Don’t be submissive, submit now!

The sharp-eyed amongst you may have noticed the tardy arrival of this article. It’s all my fault. I’ve been busy working on new projects, assignments and whotnot, plus last week was half term which made for all kinds of interesting time conflicts.

But as if there wasn’t enough to be a-getting on with, the deadline for the Hargreaves intellectual property review has been looming fast, and this Friday (March 4th 2011) is the last date for submissions. I’ve been working on my submission, and I can’t stress this enough; other photographers have GOT to get their submissions in too, or forever hold your manhoods (and copyright) cheap. Do not complain later that you never got a say in how your work is exploited commercially by anyone who happens to steal it.

And businesses that commission original, exclusive photography for their websites, brochures, annual reports and the like should also consider dropping Mr Hargreaves a line, because if the worst case scenario comes to pass, it will no longer be possible to hold exclusive rights to images (whether taken by a professional or in-house) once they’re posted online, and photographers like myself may have even less say in how the work we do for you is used by others. Frankly, the current safeguards against image theft on the internet are pretty meaningless, and this is one area where the law needs to be strengthened.

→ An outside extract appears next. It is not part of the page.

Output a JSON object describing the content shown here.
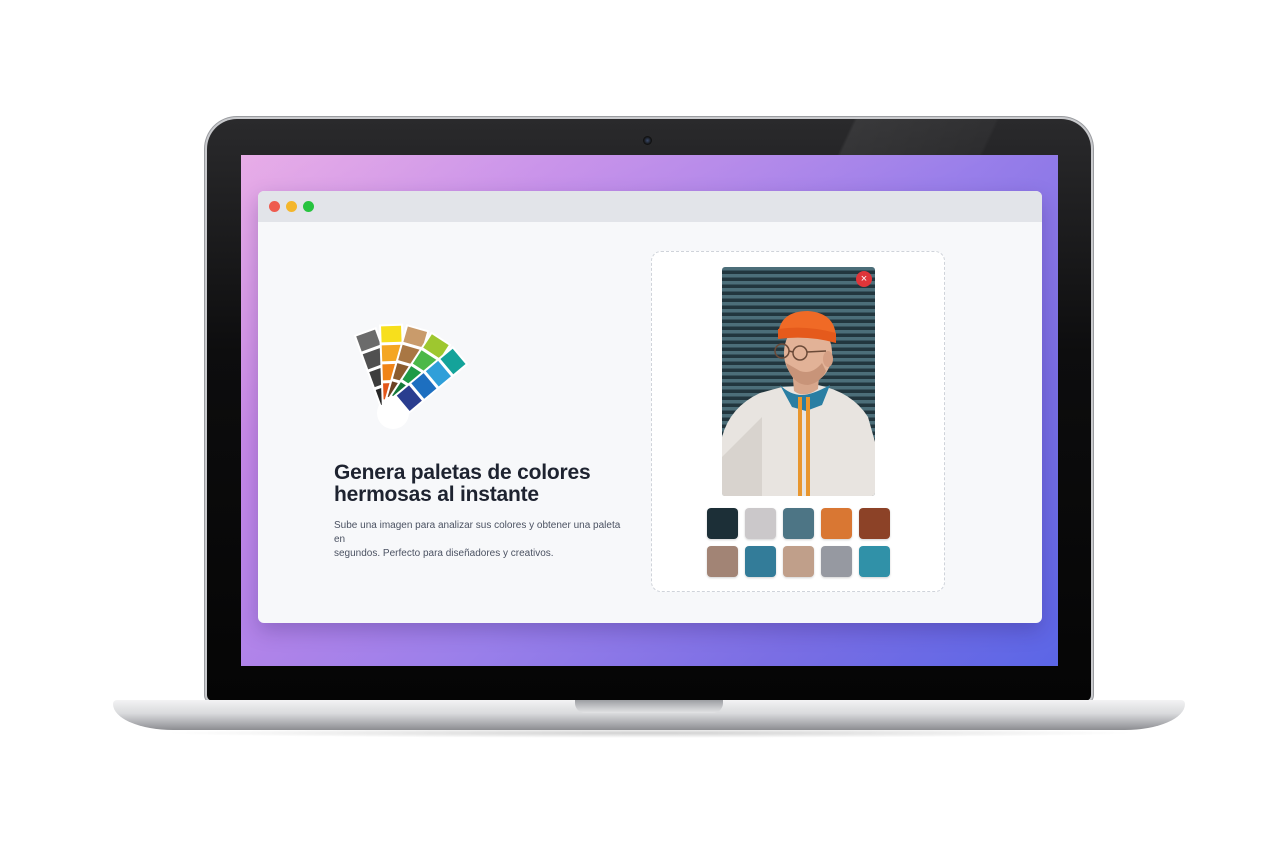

Another area is that of attribution. Every photo a professional photographer takes should (if they know what they’re doing) have data embedded which gives the copyright status of the image and contact details of the photographer. It’s called metadata, and it’s imperative that any future law makes it clear that that metadata must be preserved as an image is uploaded to, moved around and/or downloaded from the internet or moved (or copied) from one medium to another to prevent the creation of so-called orphan works.

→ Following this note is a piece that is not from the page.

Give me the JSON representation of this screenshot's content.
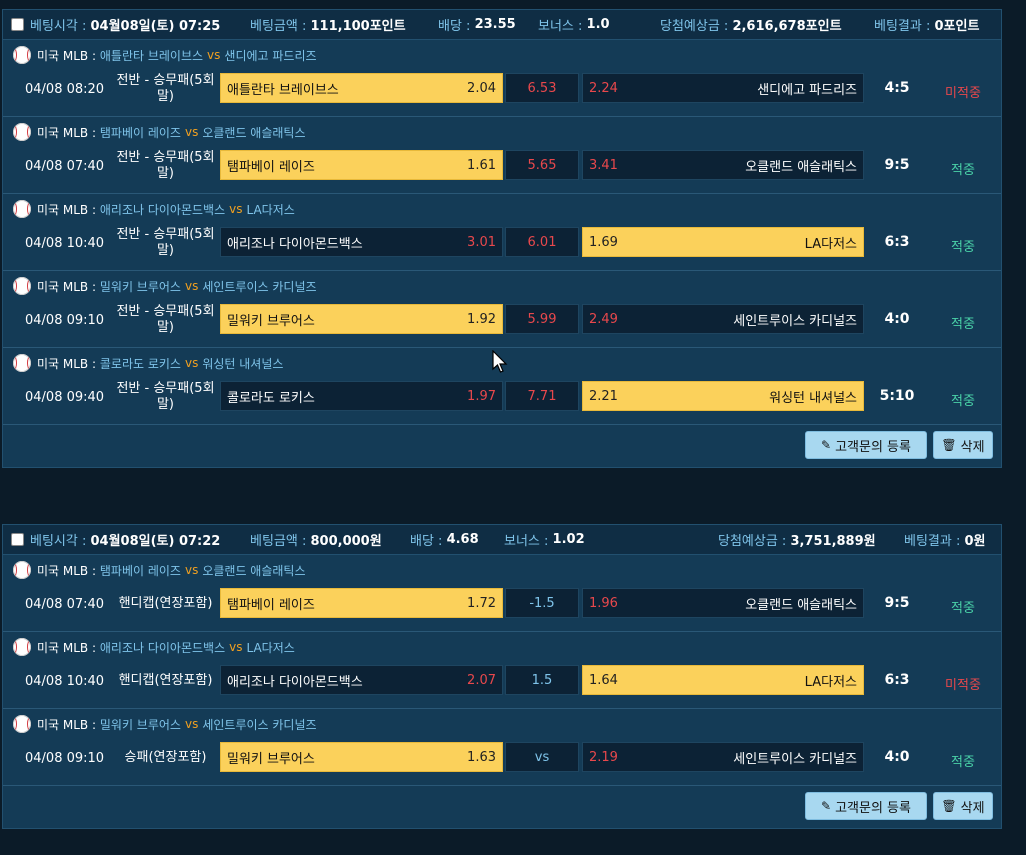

My submission is shaping up to be an explanation of the problems photographers currently face; a lack of understanding of the value of copyright, publishers and news organisations using pictures from the internet as if it were a vast, free stock photo library for them to use as they wish, and the lack of any real sanctions for photographers who find their work being misappropriated. I explain that many of the exclusive deals I have with my clients will be rendered useless unless unscrupulous businesses and publishers are forced to accept that they have to pay for their own content just like everyone else.

It’s a short article this week, because I’ve still some work to do on my submission while also trying to get work done, so I’ll leave you with the tools you’ll need to get your own submissions written and in before the deadline. Why are you still here? GO!GO!GO! and write your submission now…

Hargreaves Call for Evidence.

How to submit responses.

Cover sheet (must accompany your response!)

Meet Mr Hargreaves.

Stop43 has a tonne of information for you.

No photo this week. I didn’t want it nicked…